▶ ASSIGNED TASK: Every entry below should be returned exactly as it appears, with pictures left out.

(App and web page records)
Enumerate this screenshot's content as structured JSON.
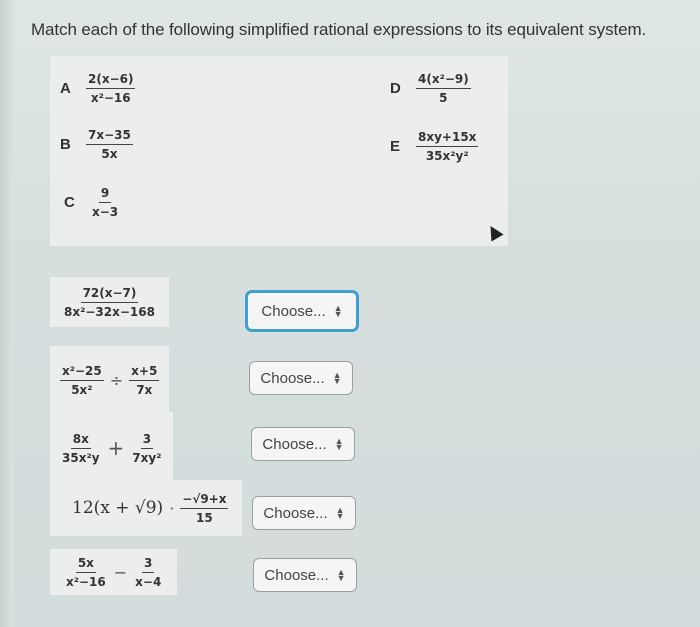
{
  "question": "Match each of the following simplified rational expressions to its equivalent system.",
  "options": [
    {
      "letter": "A",
      "num": "2(x−6)",
      "den": "x²−16"
    },
    {
      "letter": "B",
      "num": "7x−35",
      "den": "5x"
    },
    {
      "letter": "C",
      "num": "9",
      "den": "x−3"
    },
    {
      "letter": "D",
      "num": "4(x²−9)",
      "den": "5"
    },
    {
      "letter": "E",
      "num": "8xy+15x",
      "den": "35x²y²"
    }
  ],
  "problems": [
    {
      "type": "fraction",
      "num": "72(x−7)",
      "den": "8x²−32x−168",
      "select": "Choose..."
    },
    {
      "type": "binary",
      "left": {
        "num": "x²−25",
        "den": "5x²"
      },
      "operator": "÷",
      "right": {
        "num": "x+5",
        "den": "7x"
      },
      "select": "Choose..."
    },
    {
      "type": "binary",
      "left": {
        "num": "8x",
        "den": "35x²y"
      },
      "operator": "+",
      "right": {
        "num": "3",
        "den": "7xy²"
      },
      "select": "Choose..."
    },
    {
      "type": "product",
      "prefix": "12(x + √9)",
      "operator": "·",
      "right": {
        "num": "−√9+x",
        "den": "15"
      },
      "select": "Choose..."
    },
    {
      "type": "binary",
      "left": {
        "num": "5x",
        "den": "x²−16"
      },
      "operator": "−",
      "right": {
        "num": "3",
        "den": "x−4"
      },
      "select": "Choose..."
    }
  ],
  "select_arrows": {
    "up": "▲",
    "down": "▼"
  },
  "colors": {
    "focus": "#3f9fd1"
  }
}
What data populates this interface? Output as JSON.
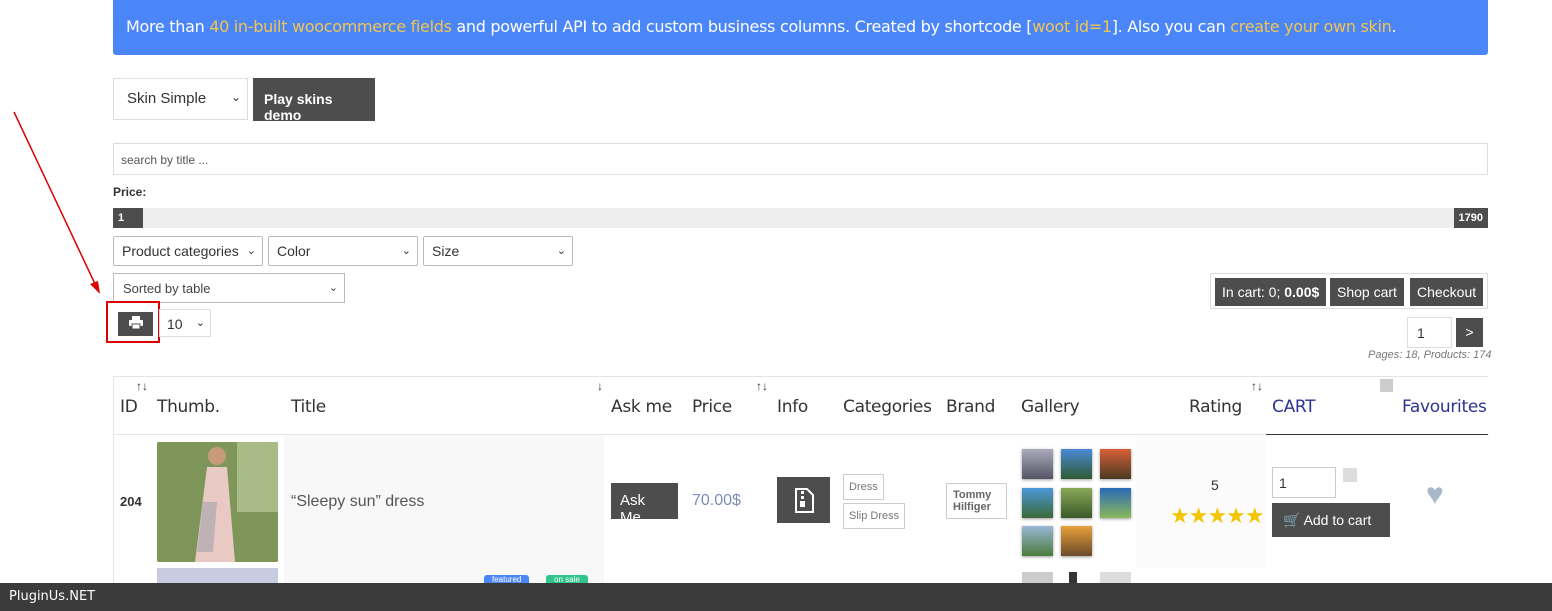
{
  "banner": {
    "part1": "More than ",
    "link1": "40 in-built woocommerce fields",
    "part2": " and powerful API to add custom business columns. Created by shortcode [",
    "link2": "woot id=1",
    "part3": "]. Also you can ",
    "link3": "create your own skin",
    "part4": "."
  },
  "skin": {
    "selected": "Skin Simple",
    "play_label": "Play skins demo"
  },
  "search": {
    "placeholder": "search by title ..."
  },
  "price": {
    "label": "Price:",
    "min": "1",
    "max": "1790"
  },
  "filters": {
    "categories": "Product categories",
    "color": "Color",
    "size": "Size",
    "sort": "Sorted by table"
  },
  "toolbar": {
    "per_page": "10"
  },
  "cart_bar": {
    "in_cart_prefix": "In cart: 0; ",
    "in_cart_total": "0.00$",
    "shop_cart": "Shop cart",
    "checkout": "Checkout"
  },
  "pagination": {
    "current": "1",
    "next": ">",
    "info": "Pages: 18, Products: 174"
  },
  "table": {
    "headers": [
      "ID",
      "Thumb.",
      "Title",
      "Ask me",
      "Price",
      "Info",
      "Categories",
      "Brand",
      "Gallery",
      "Rating",
      "CART",
      "Favourites"
    ],
    "sort_mark_both": "↑↓",
    "sort_mark_down": "↓",
    "row": {
      "id": "204",
      "title": "“Sleepy sun” dress",
      "ask_me": "Ask Me",
      "price": "70.00$",
      "categories": [
        "Dress",
        "Slip Dress"
      ],
      "brand": "Tommy Hilfiger",
      "rating": "5",
      "stars": "★★★★★",
      "qty": "1",
      "add_to_cart": "Add to cart"
    },
    "badges": [
      "featured",
      "on sale"
    ]
  },
  "footer": {
    "text": "PluginUs.NET"
  },
  "colors": {
    "banner": "#4a86f7",
    "highlight": "#f3c44f",
    "button": "#4d4d4d",
    "annotation": "#dd0000",
    "link": "#2b3490"
  }
}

▶ YOUR SOLUTION:
Enumerate this screenshot's content as structured JSON.
{
  "question": "Match each of the following simplified rational expressions to its equivalent system.",
  "options": [
    {
      "letter": "A",
      "num": "2(x−6)",
      "den": "x²−16"
    },
    {
      "letter": "B",
      "num": "7x−35",
      "den": "5x"
    },
    {
      "letter": "C",
      "num": "9",
      "den": "x−3"
    },
    {
      "letter": "D",
      "num": "4(x²−9)",
      "den": "5"
    },
    {
      "letter": "E",
      "num": "8xy+15x",
      "den": "35x²y²"
    }
  ],
  "problems": [
    {
      "type": "fraction",
      "num": "72(x−7)",
      "den": "8x²−32x−168",
      "select": "Choose..."
    },
    {
      "type": "binary",
      "left": {
        "num": "x²−25",
        "den": "5x²"
      },
      "operator": "÷",
      "right": {
        "num": "x+5",
        "den": "7x"
      },
      "select": "Choose..."
    },
    {
      "type": "binary",
      "left": {
        "num": "8x",
        "den": "35x²y"
      },
      "operator": "+",
      "right": {
        "num": "3",
        "den": "7xy²"
      },
      "select": "Choose..."
    },
    {
      "type": "product",
      "prefix": "12(x + √9)",
      "operator": "·",
      "right": {
        "num": "−√9+x",
        "den": "15"
      },
      "select": "Choose..."
    },
    {
      "type": "binary",
      "left": {
        "num": "5x",
        "den": "x²−16"
      },
      "operator": "−",
      "right": {
        "num": "3",
        "den": "x−4"
      },
      "select": "Choose..."
    }
  ],
  "select_arrows": {
    "up": "▲",
    "down": "▼"
  },
  "colors": {
    "focus": "#3f9fd1"
  }
}
What data populates this interface? Output as JSON.
{
  "banner": {
    "part1": "More than ",
    "link1": "40 in-built woocommerce fields",
    "part2": " and powerful API to add custom business columns. Created by shortcode [",
    "link2": "woot id=1",
    "part3": "]. Also you can ",
    "link3": "create your own skin",
    "part4": "."
  },
  "skin": {
    "selected": "Skin Simple",
    "play_label": "Play skins demo"
  },
  "search": {
    "placeholder": "search by title ..."
  },
  "price": {
    "label": "Price:",
    "min": "1",
    "max": "1790"
  },
  "filters": {
    "categories": "Product categories",
    "color": "Color",
    "size": "Size",
    "sort": "Sorted by table"
  },
  "toolbar": {
    "per_page": "10"
  },
  "cart_bar": {
    "in_cart_prefix": "In cart: 0; ",
    "in_cart_total": "0.00$",
    "shop_cart": "Shop cart",
    "checkout": "Checkout"
  },
  "pagination": {
    "current": "1",
    "next": ">",
    "info": "Pages: 18, Products: 174"
  },
  "table": {
    "headers": [
      "ID",
      "Thumb.",
      "Title",
      "Ask me",
      "Price",
      "Info",
      "Categories",
      "Brand",
      "Gallery",
      "Rating",
      "CART",
      "Favourites"
    ],
    "sort_mark_both": "↑↓",
    "sort_mark_down": "↓",
    "row": {
      "id": "204",
      "title": "“Sleepy sun” dress",
      "ask_me": "Ask Me",
      "price": "70.00$",
      "categories": [
        "Dress",
        "Slip Dress"
      ],
      "brand": "Tommy Hilfiger",
      "rating": "5",
      "stars": "★★★★★",
      "qty": "1",
      "add_to_cart": "Add to cart"
    },
    "badges": [
      "featured",
      "on sale"
    ]
  },
  "footer": {
    "text": "PluginUs.NET"
  },
  "colors": {
    "banner": "#4a86f7",
    "highlight": "#f3c44f",
    "button": "#4d4d4d",
    "annotation": "#dd0000",
    "link": "#2b3490"
  }
}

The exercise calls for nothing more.